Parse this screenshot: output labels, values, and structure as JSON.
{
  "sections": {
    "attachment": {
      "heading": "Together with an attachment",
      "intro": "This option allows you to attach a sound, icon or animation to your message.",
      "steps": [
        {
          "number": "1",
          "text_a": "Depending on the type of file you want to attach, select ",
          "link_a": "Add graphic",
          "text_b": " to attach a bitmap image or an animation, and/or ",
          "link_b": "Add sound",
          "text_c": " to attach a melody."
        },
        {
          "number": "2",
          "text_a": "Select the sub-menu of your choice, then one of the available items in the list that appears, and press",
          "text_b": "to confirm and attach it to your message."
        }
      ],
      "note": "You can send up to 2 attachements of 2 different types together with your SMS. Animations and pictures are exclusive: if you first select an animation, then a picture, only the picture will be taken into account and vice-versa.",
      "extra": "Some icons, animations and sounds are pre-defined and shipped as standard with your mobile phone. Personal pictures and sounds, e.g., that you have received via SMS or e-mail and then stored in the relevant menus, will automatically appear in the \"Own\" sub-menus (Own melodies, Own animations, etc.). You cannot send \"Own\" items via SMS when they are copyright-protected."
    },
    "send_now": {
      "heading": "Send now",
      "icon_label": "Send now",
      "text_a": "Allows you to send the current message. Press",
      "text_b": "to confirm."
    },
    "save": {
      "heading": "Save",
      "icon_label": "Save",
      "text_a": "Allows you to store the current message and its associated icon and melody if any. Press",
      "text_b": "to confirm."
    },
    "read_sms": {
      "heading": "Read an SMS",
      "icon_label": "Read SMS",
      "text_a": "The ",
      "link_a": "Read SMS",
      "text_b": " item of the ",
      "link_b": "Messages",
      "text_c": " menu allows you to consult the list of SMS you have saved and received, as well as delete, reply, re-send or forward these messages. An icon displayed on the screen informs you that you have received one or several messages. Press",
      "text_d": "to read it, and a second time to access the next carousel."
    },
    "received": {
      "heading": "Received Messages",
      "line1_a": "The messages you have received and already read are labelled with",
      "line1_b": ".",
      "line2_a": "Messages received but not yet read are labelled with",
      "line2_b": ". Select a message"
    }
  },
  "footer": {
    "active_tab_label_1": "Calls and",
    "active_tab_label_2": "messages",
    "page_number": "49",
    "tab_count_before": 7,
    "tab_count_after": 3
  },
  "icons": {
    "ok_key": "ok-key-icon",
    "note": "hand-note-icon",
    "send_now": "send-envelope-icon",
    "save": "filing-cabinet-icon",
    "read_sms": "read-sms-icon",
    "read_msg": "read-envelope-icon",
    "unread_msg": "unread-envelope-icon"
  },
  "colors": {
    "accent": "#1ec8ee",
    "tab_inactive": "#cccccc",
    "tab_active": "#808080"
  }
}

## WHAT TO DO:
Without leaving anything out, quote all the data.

## COMPLETED EXERCISE:
Parse this screenshot: output labels, values, and structure as JSON.
{
  "sections": {
    "attachment": {
      "heading": "Together with an attachment",
      "intro": "This option allows you to attach a sound, icon or animation to your message.",
      "steps": [
        {
          "number": "1",
          "text_a": "Depending on the type of file you want to attach, select ",
          "link_a": "Add graphic",
          "text_b": " to attach a bitmap image or an animation, and/or ",
          "link_b": "Add sound",
          "text_c": " to attach a melody."
        },
        {
          "number": "2",
          "text_a": "Select the sub-menu of your choice, then one of the available items in the list that appears, and press",
          "text_b": "to confirm and attach it to your message."
        }
      ],
      "note": "You can send up to 2 attachements of 2 different types together with your SMS. Animations and pictures are exclusive: if you first select an animation, then a picture, only the picture will be taken into account and vice-versa.",
      "extra": "Some icons, animations and sounds are pre-defined and shipped as standard with your mobile phone. Personal pictures and sounds, e.g., that you have received via SMS or e-mail and then stored in the relevant menus, will automatically appear in the \"Own\" sub-menus (Own melodies, Own animations, etc.). You cannot send \"Own\" items via SMS when they are copyright-protected."
    },
    "send_now": {
      "heading": "Send now",
      "icon_label": "Send now",
      "text_a": "Allows you to send the current message. Press",
      "text_b": "to confirm."
    },
    "save": {
      "heading": "Save",
      "icon_label": "Save",
      "text_a": "Allows you to store the current message and its associated icon and melody if any. Press",
      "text_b": "to confirm."
    },
    "read_sms": {
      "heading": "Read an SMS",
      "icon_label": "Read SMS",
      "text_a": "The ",
      "link_a": "Read SMS",
      "text_b": " item of the ",
      "link_b": "Messages",
      "text_c": " menu allows you to consult the list of SMS you have saved and received, as well as delete, reply, re-send or forward these messages. An icon displayed on the screen informs you that you have received one or several messages. Press",
      "text_d": "to read it, and a second time to access the next carousel."
    },
    "received": {
      "heading": "Received Messages",
      "line1_a": "The messages you have received and already read are labelled with",
      "line1_b": ".",
      "line2_a": "Messages received but not yet read are labelled with",
      "line2_b": ". Select a message"
    }
  },
  "footer": {
    "active_tab_label_1": "Calls and",
    "active_tab_label_2": "messages",
    "page_number": "49",
    "tab_count_before": 7,
    "tab_count_after": 3
  },
  "icons": {
    "ok_key": "ok-key-icon",
    "note": "hand-note-icon",
    "send_now": "send-envelope-icon",
    "save": "filing-cabinet-icon",
    "read_sms": "read-sms-icon",
    "read_msg": "read-envelope-icon",
    "unread_msg": "unread-envelope-icon"
  },
  "colors": {
    "accent": "#1ec8ee",
    "tab_inactive": "#cccccc",
    "tab_active": "#808080"
  }
}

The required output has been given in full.